**YOUR TASK:**
Please reproduce every record exactly as written, leaving out the pictures.

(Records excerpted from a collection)
--- START ---
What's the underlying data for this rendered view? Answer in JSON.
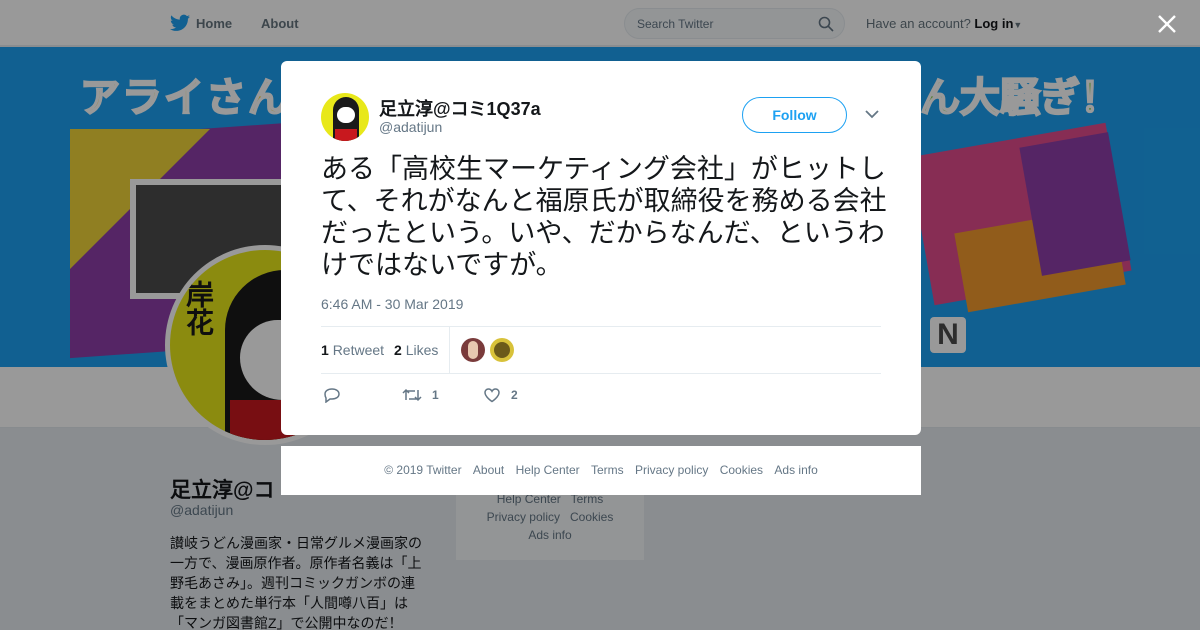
{
  "nav": {
    "home_label": "Home",
    "about_label": "About",
    "search_placeholder": "Search Twitter",
    "account_prompt": "Have an account?",
    "login_label": "Log in"
  },
  "banner": {
    "title_left": "アライさん",
    "title_right": "ん大騒ぎ！",
    "letter": "N"
  },
  "profile": {
    "name": "足立淳@コ",
    "handle": "@adatijun",
    "bio": "讃岐うどん漫画家・日常グルメ漫画家の一方で、漫画原作者。原作者名義は「上野毛あさみ」。週刊コミックガンボの連載をまとめた単行本「人間噂八百」は「マンガ図書館Z」で公開中なのだ！",
    "avatar_text": "岸花"
  },
  "side_links": [
    "Help Center",
    "Terms",
    "Privacy policy",
    "Cookies",
    "Ads info"
  ],
  "tweet": {
    "name": "足立淳@コミ1Q37a",
    "handle": "@adatijun",
    "follow_label": "Follow",
    "text": "ある「高校生マーケティング会社」がヒットして、それがなんと福原氏が取締役を務める会社だったという。いや、だからなんだ、というわけではないですが。",
    "timestamp": "6:46 AM - 30 Mar 2019",
    "retweet_count": "1",
    "retweet_label": "Retweet",
    "like_count": "2",
    "like_label": "Likes",
    "action_retweets": "1",
    "action_likes": "2"
  },
  "footer": {
    "copyright": "© 2019 Twitter",
    "links": [
      "About",
      "Help Center",
      "Terms",
      "Privacy policy",
      "Cookies",
      "Ads info"
    ]
  },
  "colors": {
    "accent": "#1da1f2",
    "banner_blue": "#1da1f2",
    "avatar_yellow": "#e8e81a"
  }
}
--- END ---
**SOLUTION FOR THIS TASK:**
What's the underlying data for this rendered view? Answer in JSON.
{
  "nav": {
    "home_label": "Home",
    "about_label": "About",
    "search_placeholder": "Search Twitter",
    "account_prompt": "Have an account?",
    "login_label": "Log in"
  },
  "banner": {
    "title_left": "アライさん",
    "title_right": "ん大騒ぎ！",
    "letter": "N"
  },
  "profile": {
    "name": "足立淳@コ",
    "handle": "@adatijun",
    "bio": "讃岐うどん漫画家・日常グルメ漫画家の一方で、漫画原作者。原作者名義は「上野毛あさみ」。週刊コミックガンボの連載をまとめた単行本「人間噂八百」は「マンガ図書館Z」で公開中なのだ！",
    "avatar_text": "岸花"
  },
  "side_links": [
    "Help Center",
    "Terms",
    "Privacy policy",
    "Cookies",
    "Ads info"
  ],
  "tweet": {
    "name": "足立淳@コミ1Q37a",
    "handle": "@adatijun",
    "follow_label": "Follow",
    "text": "ある「高校生マーケティング会社」がヒットして、それがなんと福原氏が取締役を務める会社だったという。いや、だからなんだ、というわけではないですが。",
    "timestamp": "6:46 AM - 30 Mar 2019",
    "retweet_count": "1",
    "retweet_label": "Retweet",
    "like_count": "2",
    "like_label": "Likes",
    "action_retweets": "1",
    "action_likes": "2"
  },
  "footer": {
    "copyright": "© 2019 Twitter",
    "links": [
      "About",
      "Help Center",
      "Terms",
      "Privacy policy",
      "Cookies",
      "Ads info"
    ]
  },
  "colors": {
    "accent": "#1da1f2",
    "banner_blue": "#1da1f2",
    "avatar_yellow": "#e8e81a"
  }
}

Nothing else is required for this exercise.